Nine Elms on the Southbank are transforming the area around Battersea Power Station. Culture and creativity are at the heart of the change and the cultural strategy details how and where this is happening.
Nine Elms on the South Bank: A Cultural Place
The brief was to communicate a high level of cultural ambition and the authentic cultural origins of the area; align the design with the Nine Elms brand but assert an emerging cultural aesthetic; and position the area as an attractive base for cultural organisations.
REG gathered a lot of information and content in the course of the design, carrying out picture research, historical delving, and fact-finding to create a cultural map. We interpreted the existing brand guidelines for Nine Elms (created by Saffron) to develop a distinct cultural aesthetic that complimented the corporate brand.

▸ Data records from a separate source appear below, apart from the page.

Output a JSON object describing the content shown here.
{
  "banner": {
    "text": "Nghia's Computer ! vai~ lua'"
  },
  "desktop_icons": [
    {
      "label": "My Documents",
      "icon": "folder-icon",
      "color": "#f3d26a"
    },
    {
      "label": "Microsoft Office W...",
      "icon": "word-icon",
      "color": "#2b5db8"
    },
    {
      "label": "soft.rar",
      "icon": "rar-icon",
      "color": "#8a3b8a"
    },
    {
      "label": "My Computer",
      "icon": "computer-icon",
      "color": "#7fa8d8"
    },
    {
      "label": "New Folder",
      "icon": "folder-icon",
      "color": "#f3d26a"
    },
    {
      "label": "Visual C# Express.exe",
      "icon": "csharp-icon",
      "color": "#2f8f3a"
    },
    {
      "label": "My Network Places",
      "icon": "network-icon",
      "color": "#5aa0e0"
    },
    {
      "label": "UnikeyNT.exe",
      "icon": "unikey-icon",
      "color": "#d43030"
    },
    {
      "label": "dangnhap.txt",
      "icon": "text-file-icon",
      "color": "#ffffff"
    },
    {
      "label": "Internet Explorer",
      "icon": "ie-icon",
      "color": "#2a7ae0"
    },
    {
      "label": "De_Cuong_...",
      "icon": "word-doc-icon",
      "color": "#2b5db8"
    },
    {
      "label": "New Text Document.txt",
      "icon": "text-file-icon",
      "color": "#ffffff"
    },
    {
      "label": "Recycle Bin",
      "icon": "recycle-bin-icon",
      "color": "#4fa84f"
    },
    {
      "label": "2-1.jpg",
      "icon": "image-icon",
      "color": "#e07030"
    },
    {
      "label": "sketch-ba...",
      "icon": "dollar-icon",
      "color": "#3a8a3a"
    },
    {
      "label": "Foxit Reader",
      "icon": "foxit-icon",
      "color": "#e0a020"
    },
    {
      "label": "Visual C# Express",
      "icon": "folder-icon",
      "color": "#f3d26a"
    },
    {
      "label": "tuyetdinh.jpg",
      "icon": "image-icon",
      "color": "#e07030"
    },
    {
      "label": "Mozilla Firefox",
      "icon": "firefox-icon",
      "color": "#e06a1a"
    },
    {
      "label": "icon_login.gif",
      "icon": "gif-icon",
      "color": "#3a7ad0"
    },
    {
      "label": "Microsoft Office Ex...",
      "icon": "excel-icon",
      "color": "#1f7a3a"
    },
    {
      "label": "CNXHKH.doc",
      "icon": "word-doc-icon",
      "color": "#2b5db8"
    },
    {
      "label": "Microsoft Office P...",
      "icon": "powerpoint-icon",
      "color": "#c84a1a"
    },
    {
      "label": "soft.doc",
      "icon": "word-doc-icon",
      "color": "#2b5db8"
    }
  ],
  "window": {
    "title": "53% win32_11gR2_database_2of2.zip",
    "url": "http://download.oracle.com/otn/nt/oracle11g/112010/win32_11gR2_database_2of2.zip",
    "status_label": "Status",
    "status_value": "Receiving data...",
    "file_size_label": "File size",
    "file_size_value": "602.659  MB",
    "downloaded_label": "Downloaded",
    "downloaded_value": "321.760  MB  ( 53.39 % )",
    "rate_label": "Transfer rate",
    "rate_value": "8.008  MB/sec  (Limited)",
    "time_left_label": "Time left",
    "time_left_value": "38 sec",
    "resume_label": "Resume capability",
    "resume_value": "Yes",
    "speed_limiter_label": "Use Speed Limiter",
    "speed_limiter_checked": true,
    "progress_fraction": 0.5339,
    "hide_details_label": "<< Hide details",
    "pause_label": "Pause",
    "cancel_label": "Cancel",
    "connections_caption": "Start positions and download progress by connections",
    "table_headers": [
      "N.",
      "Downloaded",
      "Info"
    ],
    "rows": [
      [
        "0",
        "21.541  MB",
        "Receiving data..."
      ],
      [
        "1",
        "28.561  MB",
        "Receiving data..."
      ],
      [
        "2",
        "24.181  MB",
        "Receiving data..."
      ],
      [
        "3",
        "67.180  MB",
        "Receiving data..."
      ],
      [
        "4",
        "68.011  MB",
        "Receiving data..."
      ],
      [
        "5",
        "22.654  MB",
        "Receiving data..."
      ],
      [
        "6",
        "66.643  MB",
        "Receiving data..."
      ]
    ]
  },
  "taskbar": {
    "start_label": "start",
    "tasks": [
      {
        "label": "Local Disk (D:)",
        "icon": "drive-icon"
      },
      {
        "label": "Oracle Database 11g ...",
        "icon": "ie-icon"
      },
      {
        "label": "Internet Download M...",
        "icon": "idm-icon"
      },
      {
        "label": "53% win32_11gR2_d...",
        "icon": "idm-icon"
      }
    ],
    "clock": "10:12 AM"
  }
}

The design was inspired by many layers of Nine Elms history, and contemporary visual styles, as it’s a hub for modern art galleries. From this we generated a number of possible design ideas, and chose collage as a visual route for the design, creating collages for the cover and the page numbers. The main content of the pages was photography and text, so we carried the collage theme on by overlapping content with opaque triangles from the Nine Elms corporate identity.
We contributed to copywriting, generating the historical facts for the page numbers and the copy on the map page.
What we did
REG managed the print process, using a good quality cost-effective printer. We used copper staples in the binding to reflect the mix of the contemporary with traditional in the finish of the document.
Client feedback The brochure arrived safely and it looks great. Well done, good job. Thank you Ruth for all your patience! You’ve been a pleasure to work with.
Samantha Campbell, Nine Elms Marketing & Communications Manager
Time Out put the exhibition in their ‘top 5 art exhibitions’ to see on its opening weekend. And we had a feeling from the start it was going to be great fun.
The exhibition turns the Inigo Rooms at Somerset House into an outpost of a post-apocalyptic world in the wake of a technological meltdown. Inspired by this world controlled by robots, where only basic technology is available to humans, we reproduced images of two of the robots using a DIY screen print effect. The typography had to stay within the guidelines of the Kings College brand, but we apocalypticised the King’s typeface it by turning it into a rubber stamp and force justifying the lines of type to reflect the staccato speaking voices of the robots.
The Victoria and Albert Museum invited graphics industry experts to talk about their work as part of the “Graphic Gathering” event at the V&A, pictured above. Emily and Ruth from REG Design were two of the designers invited to speak, along with designers including Pali Palavathanan from Johnson Banks (shown presenting Johnson Banks work on stage at the V&A above) and Cecilie Maurud Barstad from Gilles & Cecilie Studio.
The event was for school and college students considering a future in graphic design. I hope we inspired them and showed what an enjoyable and interesting career it is.